◆ **The task**
When the string "JSON" is part of a line below, that line should be copied.

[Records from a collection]
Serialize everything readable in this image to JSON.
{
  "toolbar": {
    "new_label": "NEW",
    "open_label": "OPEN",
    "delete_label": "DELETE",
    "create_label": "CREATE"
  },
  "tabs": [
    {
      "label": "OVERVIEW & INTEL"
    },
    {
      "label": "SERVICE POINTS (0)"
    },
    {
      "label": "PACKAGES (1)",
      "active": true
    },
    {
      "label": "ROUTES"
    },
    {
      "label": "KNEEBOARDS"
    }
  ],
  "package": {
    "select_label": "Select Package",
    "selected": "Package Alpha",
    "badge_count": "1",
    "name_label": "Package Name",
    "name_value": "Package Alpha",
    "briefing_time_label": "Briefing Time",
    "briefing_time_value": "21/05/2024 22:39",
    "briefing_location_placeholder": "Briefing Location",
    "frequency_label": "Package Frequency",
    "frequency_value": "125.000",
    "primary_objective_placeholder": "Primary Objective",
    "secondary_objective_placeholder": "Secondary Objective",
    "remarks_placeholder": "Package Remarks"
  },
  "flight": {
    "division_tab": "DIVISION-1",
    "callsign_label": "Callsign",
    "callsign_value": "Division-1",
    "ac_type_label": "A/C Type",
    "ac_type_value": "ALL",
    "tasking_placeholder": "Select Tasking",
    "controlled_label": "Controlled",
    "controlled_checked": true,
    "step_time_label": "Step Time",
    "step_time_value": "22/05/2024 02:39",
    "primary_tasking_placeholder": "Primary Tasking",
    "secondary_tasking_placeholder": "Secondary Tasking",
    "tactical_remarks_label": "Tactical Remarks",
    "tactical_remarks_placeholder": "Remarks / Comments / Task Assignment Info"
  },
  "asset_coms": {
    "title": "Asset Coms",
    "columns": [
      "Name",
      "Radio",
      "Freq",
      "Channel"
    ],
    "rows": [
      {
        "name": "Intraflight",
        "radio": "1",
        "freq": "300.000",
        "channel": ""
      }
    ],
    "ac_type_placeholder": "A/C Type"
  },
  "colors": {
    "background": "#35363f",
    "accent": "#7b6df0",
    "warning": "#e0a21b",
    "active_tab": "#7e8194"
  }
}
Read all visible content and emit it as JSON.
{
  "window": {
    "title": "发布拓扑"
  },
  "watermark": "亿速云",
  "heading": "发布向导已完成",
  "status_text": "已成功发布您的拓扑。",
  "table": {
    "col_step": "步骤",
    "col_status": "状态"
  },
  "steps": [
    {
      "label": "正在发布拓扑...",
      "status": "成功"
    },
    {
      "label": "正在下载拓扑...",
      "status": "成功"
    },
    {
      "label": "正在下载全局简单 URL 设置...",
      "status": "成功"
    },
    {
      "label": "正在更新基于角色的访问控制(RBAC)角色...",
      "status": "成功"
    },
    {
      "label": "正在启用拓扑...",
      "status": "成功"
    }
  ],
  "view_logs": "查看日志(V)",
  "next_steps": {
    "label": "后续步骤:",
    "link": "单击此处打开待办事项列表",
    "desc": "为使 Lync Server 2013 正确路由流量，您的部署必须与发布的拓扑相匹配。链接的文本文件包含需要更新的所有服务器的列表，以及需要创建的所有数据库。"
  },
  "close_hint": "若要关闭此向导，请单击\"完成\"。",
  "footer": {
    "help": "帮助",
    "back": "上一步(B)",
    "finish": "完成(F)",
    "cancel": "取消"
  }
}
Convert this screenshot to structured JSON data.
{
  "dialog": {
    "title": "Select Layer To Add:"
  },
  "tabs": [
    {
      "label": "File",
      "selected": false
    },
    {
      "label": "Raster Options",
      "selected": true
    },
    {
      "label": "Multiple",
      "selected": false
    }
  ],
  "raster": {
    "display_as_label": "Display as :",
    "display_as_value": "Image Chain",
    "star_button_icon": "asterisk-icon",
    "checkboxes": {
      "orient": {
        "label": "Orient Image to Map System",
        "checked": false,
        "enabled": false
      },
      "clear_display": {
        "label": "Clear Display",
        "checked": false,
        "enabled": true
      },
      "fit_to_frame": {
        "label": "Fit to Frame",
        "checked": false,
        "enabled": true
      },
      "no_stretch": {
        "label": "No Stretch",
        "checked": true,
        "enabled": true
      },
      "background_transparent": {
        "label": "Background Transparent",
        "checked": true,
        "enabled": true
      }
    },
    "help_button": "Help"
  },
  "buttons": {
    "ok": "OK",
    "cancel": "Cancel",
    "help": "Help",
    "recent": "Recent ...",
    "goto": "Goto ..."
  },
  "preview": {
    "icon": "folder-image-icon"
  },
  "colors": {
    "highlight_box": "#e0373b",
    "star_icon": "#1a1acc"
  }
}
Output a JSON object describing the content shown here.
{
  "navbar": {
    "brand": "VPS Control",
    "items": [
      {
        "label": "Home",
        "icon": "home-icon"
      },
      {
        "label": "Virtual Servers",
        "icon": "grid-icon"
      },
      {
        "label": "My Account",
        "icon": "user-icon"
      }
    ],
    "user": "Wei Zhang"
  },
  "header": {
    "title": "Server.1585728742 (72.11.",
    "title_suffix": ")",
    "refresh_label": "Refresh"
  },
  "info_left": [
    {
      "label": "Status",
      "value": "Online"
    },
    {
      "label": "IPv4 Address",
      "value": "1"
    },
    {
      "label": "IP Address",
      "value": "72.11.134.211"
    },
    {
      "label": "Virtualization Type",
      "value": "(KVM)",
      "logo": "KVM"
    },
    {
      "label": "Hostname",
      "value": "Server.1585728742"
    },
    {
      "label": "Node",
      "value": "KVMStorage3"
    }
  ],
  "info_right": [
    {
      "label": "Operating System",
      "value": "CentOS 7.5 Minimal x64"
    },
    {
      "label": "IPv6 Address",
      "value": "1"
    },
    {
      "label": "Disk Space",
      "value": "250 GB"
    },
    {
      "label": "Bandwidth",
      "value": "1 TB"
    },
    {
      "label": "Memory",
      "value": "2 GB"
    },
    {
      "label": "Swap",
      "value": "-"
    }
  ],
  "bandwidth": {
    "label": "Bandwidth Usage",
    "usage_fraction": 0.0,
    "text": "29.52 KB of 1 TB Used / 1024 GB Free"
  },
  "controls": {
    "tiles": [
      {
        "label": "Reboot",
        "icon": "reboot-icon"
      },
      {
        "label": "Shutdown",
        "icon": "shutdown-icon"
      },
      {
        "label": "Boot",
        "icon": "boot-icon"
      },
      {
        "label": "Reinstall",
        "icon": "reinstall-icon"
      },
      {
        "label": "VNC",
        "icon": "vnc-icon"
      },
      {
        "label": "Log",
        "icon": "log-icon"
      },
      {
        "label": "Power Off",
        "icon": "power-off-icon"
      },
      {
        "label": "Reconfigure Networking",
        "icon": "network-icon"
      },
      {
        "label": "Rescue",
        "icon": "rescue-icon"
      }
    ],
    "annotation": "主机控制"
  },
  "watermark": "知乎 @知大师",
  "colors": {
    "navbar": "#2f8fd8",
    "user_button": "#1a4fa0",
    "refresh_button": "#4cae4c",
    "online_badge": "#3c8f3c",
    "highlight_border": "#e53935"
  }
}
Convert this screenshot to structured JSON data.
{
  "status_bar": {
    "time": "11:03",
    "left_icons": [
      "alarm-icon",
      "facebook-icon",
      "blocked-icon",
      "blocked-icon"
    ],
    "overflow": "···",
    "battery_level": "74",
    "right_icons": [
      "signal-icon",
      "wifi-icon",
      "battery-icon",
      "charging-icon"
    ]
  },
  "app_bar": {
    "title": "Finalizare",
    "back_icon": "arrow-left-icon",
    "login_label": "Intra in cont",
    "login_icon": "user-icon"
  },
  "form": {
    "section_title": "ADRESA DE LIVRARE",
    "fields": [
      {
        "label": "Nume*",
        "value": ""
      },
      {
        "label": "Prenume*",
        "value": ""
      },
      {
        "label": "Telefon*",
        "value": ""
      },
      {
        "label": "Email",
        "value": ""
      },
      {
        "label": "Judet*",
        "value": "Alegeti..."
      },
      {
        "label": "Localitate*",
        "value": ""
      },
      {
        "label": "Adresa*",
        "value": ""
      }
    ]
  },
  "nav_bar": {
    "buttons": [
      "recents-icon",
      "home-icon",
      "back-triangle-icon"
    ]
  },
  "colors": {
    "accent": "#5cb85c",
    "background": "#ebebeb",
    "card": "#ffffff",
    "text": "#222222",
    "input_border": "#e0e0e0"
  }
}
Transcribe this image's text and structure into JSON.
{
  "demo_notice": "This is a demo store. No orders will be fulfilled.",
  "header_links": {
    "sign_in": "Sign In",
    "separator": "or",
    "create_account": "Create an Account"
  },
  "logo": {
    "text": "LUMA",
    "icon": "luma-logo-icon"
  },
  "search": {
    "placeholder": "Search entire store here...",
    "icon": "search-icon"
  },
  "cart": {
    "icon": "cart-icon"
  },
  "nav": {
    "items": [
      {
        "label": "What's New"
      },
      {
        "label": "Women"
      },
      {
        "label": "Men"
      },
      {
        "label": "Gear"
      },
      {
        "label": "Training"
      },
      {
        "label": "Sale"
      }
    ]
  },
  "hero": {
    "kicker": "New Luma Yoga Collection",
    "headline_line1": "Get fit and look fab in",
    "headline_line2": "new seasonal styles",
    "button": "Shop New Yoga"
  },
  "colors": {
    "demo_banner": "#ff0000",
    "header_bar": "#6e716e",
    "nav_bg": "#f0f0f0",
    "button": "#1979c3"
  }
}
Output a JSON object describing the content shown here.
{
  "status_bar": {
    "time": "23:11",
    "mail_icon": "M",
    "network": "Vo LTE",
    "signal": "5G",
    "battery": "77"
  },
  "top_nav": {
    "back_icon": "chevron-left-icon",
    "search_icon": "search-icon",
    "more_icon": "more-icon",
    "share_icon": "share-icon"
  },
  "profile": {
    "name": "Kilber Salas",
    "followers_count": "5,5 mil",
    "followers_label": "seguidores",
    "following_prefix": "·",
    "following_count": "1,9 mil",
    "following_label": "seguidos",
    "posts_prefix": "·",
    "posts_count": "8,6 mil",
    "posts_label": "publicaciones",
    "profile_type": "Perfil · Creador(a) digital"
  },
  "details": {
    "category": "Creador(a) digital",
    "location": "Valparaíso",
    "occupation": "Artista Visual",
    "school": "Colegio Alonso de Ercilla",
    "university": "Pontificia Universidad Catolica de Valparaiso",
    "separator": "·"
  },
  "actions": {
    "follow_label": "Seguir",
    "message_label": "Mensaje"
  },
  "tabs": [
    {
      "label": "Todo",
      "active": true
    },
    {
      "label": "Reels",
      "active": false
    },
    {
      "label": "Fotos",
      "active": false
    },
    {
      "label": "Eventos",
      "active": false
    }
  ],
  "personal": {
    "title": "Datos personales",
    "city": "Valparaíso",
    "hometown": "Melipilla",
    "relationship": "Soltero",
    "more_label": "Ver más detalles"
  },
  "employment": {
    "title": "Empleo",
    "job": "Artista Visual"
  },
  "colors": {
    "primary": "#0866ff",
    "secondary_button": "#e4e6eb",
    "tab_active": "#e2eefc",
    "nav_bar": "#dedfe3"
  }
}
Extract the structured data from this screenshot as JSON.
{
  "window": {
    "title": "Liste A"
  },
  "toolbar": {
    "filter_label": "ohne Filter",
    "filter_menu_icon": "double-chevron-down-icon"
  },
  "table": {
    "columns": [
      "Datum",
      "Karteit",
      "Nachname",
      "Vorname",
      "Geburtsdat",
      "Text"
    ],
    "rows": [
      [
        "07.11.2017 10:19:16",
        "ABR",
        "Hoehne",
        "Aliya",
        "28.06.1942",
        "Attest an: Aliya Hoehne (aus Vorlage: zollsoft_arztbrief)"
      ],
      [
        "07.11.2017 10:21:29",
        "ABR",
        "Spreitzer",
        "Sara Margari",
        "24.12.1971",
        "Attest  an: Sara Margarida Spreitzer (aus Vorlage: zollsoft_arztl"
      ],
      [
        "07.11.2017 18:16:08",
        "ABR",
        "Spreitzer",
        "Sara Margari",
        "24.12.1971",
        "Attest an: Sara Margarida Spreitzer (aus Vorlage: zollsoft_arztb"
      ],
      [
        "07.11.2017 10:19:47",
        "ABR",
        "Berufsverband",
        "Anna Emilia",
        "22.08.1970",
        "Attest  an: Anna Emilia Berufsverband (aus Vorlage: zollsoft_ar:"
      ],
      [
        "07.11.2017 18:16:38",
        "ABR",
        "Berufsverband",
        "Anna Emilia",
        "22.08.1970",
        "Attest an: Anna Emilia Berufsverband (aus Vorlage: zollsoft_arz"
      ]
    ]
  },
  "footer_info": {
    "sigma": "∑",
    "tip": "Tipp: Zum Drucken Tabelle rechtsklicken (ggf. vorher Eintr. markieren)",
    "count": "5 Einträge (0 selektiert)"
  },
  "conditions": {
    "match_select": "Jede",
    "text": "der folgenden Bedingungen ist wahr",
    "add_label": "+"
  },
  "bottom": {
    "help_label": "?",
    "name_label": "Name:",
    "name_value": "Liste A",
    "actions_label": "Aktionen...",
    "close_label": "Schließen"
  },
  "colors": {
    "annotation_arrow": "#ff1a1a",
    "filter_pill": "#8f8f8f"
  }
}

◆ **Exercise answer**
Serialize everything readable in this image to JSON.
Read all visible content and emit it as JSON.
Convert this screenshot to structured JSON data.
Output a JSON object describing the content shown here.
Convert this screenshot to structured JSON data.
Transcribe this image's text and structure into JSON.
Output a JSON object describing the content shown here.
Extract the structured data from this screenshot as JSON.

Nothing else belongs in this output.